Grade Level: Primary School, Middle School, and High School
Math Investigation Type: Shape & Space


Some routine problems dealing with area and perimeter evoke unexpected responses. What to measure, how to measure it, and how to anticipate variations in area and perimeter are often difficult. “If we measure the area of rectangles by dividing them into squares, then what shape should we use to measure area for triangles?” Not such a bad question: Why don’t we use “triangular units” to measure triangular areas?

Part 1

A 3 x 5 index card has an area of 15 square units. You can see that the shape of this card is rectangular. If you want to create a square card with exactly the same area, 15 square units, the dimensions of the side will change. What this means is that the card has the same area as a square that also has 15 square units. It should be possible to cut up the 3 x 5 card into (several) pieces in such a way that these pieces can be put together to form a square card.

There are two problems now:

  1. How do you construct a square whose sides are the square root of 15, given only a 3 x 5 card?
  • The card allows you to measure 3 units and 5 units easily. Put two cards together and 2 units can be measured off quite easily. But how do you measure the square root of 15 units?
  • More generally, how do you measure the square root of (x) units, where x can be anything?
  1. Still more generally, what numbers can be ‘constructed’? For instance, can you draw a line that is pi units long? Or a cube root? Now that you    have made the square, how do you cut up the 3 x 5 card so that the pieces can be re-assembled to make the square? What are the minimum number of cuts that you need to make?

Part 2

  1. Now what if the card isn’t 3 x 5, but some other dimensions. Like 7 x 9. Then how do you cut up the card so that the pieces form a square?
  2. What’s the general recipe for cutting up a rectangle to create a square?

Part 3

  1. What is the recipe for cutting up a triangle to make a square?
  2. Create two squares S1 and S2. How do you cut up S1 and S2 to make a square whose area is the sum of the original areas? What does this have to do with the Theorem of Pythagoras?

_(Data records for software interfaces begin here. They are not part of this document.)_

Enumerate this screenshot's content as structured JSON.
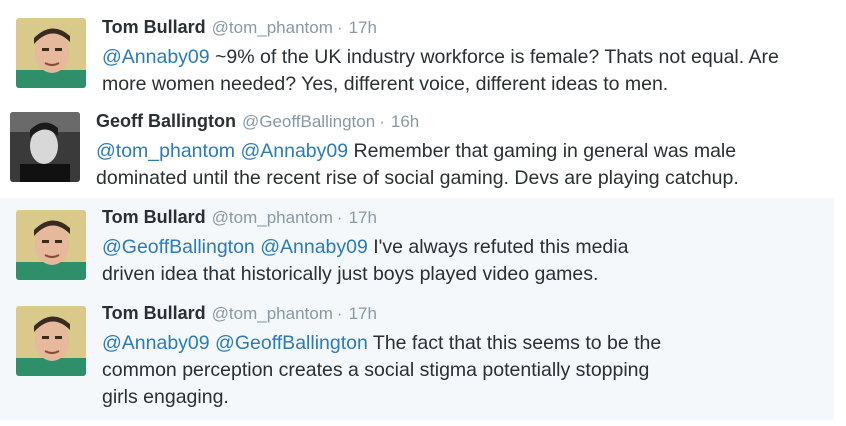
{
  "colors": {
    "link": "#2b7bb9",
    "meta": "#8899a6",
    "text": "#292f33",
    "highlight_bg": "#f5f8fa"
  },
  "tweets": [
    {
      "name": "Tom Bullard",
      "handle": "@tom_phantom",
      "sep": "·",
      "time": "17h",
      "lines": [
        [
          {
            "t": "@Annaby09",
            "m": true
          },
          {
            "t": " ~9% of the UK industry workforce is female? Thats not equal. Are",
            "m": false
          }
        ],
        [
          {
            "t": "more women needed? Yes, different voice, different ideas to men.",
            "m": false
          }
        ]
      ]
    },
    {
      "name": "Geoff Ballington",
      "handle": "@GeoffBallington",
      "sep": "·",
      "time": "16h",
      "lines": [
        [
          {
            "t": "@tom_phantom",
            "m": true
          },
          {
            "t": " ",
            "m": false
          },
          {
            "t": "@Annaby09",
            "m": true
          },
          {
            "t": " Remember that gaming in general was male",
            "m": false
          }
        ],
        [
          {
            "t": "dominated until the recent rise of social gaming. Devs are playing catchup.",
            "m": false
          }
        ]
      ]
    },
    {
      "name": "Tom Bullard",
      "handle": "@tom_phantom",
      "sep": "·",
      "time": "17h",
      "lines": [
        [
          {
            "t": "@GeoffBallington",
            "m": true
          },
          {
            "t": " ",
            "m": false
          },
          {
            "t": "@Annaby09",
            "m": true
          },
          {
            "t": " I've always refuted this media",
            "m": false
          }
        ],
        [
          {
            "t": "driven idea that historically just boys played video games.",
            "m": false
          }
        ]
      ]
    },
    {
      "name": "Tom Bullard",
      "handle": "@tom_phantom",
      "sep": "·",
      "time": "17h",
      "lines": [
        [
          {
            "t": "@Annaby09",
            "m": true
          },
          {
            "t": " ",
            "m": false
          },
          {
            "t": "@GeoffBallington",
            "m": true
          },
          {
            "t": " The fact that this seems to be the",
            "m": false
          }
        ],
        [
          {
            "t": "common perception creates a social stigma potentially stopping",
            "m": false
          }
        ],
        [
          {
            "t": "girls engaging.",
            "m": false
          }
        ]
      ]
    }
  ]
}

Part 4

  1. Now the big problem…take a convex polygon, how do you cut up the polygon so that when you put the pieces back together you get a square?